## Record excerpts
-----
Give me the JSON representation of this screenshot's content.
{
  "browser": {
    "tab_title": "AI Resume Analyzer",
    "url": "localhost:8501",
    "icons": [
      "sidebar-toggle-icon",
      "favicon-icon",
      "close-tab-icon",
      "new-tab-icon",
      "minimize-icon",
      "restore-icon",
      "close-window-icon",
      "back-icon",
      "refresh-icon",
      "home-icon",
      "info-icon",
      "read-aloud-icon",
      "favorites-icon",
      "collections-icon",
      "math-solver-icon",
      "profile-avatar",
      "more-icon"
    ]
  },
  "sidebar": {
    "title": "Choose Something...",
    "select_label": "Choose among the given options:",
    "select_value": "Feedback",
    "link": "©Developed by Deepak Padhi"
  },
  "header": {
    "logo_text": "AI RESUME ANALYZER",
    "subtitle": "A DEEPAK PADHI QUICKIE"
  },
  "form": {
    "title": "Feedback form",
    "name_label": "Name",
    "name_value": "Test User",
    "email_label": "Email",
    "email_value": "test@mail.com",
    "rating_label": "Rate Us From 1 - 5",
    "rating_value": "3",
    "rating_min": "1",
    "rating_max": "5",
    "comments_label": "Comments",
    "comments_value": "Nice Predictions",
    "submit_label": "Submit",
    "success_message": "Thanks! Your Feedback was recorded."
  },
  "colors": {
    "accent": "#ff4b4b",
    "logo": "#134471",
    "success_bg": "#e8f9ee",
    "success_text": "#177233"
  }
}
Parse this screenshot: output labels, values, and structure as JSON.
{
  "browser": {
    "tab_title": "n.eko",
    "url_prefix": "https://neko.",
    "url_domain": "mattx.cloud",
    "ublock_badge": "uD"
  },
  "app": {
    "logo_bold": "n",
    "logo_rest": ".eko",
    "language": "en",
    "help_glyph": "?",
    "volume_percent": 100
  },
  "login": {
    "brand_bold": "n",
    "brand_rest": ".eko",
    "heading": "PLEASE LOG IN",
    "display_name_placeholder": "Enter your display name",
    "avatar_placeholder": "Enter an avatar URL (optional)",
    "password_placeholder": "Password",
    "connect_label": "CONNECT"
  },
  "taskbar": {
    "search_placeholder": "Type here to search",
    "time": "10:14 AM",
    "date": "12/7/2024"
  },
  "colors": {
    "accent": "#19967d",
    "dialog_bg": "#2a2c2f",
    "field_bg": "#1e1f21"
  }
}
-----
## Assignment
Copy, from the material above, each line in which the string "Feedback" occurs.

## Exercise solution
    "select_value": "Feedback",
    "title": "Feedback form",
    "success_message": "Thanks! Your Feedback was recorded."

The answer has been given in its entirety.